Led Zeppelin's lawyer seeks to have band’s legal costs covered following last year’s Stairway To Heaven court case
The lawyer representing Led Zeppelin is seeking to have the band’s legal costs covered following 2016’s Stairway To Heaven court case.
The band were accused of having copied Spirit track Taurus, which was released three years before Zeppelin's 1971 anthem.
However, a Los Angeles jury ruled in June last year that Led Zeppelin did not plagiarise the song’s opening chords and that it “was not intrinsically similar” to Stairway To Heaven's opening.
Now, in response to to a 90-page appeal filed in March by Francis Malofiy, who represented Michael Skidmore, the trustee who sued the band on behalf of late Spirit songwriter Randy Wolfe’s estate, Zeppelin’s lawyer Peter Anderson says that “substantial evidence supports the jury’s verdict and Skidmore’s appeal has absolutely no merit” according to The Hollywood Reporter.

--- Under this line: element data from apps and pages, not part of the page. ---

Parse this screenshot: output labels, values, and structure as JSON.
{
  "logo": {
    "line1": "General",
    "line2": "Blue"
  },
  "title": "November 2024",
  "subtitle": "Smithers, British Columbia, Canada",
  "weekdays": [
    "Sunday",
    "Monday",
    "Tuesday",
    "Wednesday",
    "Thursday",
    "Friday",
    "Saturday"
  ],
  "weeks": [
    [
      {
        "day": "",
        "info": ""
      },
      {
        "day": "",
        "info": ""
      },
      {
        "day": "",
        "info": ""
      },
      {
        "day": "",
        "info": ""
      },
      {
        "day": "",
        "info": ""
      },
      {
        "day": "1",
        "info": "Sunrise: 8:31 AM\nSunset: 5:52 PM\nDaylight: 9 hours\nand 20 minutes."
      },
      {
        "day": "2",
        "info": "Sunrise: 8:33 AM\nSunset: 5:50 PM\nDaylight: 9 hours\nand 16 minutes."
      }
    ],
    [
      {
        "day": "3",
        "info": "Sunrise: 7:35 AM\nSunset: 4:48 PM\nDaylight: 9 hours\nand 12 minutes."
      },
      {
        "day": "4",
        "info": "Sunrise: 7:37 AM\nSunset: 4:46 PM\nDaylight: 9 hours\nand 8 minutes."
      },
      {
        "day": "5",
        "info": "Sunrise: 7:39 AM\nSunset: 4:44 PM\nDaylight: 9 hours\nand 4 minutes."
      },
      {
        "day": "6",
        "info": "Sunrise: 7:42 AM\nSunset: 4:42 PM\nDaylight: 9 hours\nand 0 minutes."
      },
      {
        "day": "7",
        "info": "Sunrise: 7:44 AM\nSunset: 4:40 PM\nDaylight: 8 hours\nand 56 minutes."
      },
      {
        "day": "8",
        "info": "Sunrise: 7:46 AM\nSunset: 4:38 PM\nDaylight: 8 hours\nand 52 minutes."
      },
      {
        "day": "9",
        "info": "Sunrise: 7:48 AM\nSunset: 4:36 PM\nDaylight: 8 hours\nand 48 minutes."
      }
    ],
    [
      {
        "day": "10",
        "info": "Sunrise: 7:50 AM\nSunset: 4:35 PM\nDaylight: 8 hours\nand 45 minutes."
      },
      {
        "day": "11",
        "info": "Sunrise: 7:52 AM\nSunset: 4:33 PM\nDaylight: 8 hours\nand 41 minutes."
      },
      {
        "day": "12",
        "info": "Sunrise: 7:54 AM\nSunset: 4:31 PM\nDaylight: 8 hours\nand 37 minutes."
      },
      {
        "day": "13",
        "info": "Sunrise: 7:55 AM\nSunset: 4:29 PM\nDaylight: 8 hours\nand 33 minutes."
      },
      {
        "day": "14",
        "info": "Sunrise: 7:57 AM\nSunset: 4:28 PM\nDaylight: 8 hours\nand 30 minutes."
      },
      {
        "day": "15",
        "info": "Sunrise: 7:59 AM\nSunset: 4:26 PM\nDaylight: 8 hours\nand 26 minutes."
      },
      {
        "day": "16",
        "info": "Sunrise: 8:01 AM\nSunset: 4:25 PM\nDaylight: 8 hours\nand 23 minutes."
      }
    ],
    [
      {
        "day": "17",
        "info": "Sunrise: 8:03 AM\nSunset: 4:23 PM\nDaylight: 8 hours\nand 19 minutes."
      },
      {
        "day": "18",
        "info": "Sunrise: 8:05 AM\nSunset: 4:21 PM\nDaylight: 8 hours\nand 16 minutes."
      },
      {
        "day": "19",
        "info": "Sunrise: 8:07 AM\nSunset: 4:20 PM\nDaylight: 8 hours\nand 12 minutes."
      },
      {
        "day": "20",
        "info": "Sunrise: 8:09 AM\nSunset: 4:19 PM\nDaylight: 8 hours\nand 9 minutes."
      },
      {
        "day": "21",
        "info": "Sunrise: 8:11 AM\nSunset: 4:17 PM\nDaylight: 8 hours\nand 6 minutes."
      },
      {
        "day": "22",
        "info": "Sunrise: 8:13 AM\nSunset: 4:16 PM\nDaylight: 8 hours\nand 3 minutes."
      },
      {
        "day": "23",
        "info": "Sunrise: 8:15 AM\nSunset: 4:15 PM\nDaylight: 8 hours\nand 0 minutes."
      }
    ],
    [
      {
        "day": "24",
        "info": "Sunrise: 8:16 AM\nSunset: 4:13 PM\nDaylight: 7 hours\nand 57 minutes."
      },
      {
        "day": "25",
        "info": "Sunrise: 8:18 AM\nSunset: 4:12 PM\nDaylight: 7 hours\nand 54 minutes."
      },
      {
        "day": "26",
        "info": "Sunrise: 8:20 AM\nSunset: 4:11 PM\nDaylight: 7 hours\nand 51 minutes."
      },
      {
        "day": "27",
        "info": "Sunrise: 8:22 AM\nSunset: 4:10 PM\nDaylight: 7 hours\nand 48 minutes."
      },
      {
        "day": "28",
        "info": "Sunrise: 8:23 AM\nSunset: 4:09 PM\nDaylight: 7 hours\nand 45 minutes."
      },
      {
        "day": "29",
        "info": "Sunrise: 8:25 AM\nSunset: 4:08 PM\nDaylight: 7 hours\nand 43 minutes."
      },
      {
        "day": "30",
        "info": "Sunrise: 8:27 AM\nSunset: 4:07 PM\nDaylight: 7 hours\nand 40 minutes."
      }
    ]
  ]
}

In addition, Anderson has filed a cross-appeal to affirm the judgement and to have the court’s decision regarding fees to be reversed.
Anderson also represents publisher Warner/Chappell Music who were forced to pay most of the legal costs for the defense – and he wants the court to make Wolfe’s estate pick up the bill.
Warner/Chappell Music launched an unsuccessful appeal in September over the $800,000 legal costs incurred during the trial on the grounds that Skidmore’s lawsuit “was not frivolous or objectively unreasonable.”
Led Zep frontman Robert Plant and guitarist Jimmy Page both gave evidence at the trial. Bassist John Paul Jones, whose name was dropped from the case before it began, also gave evidence.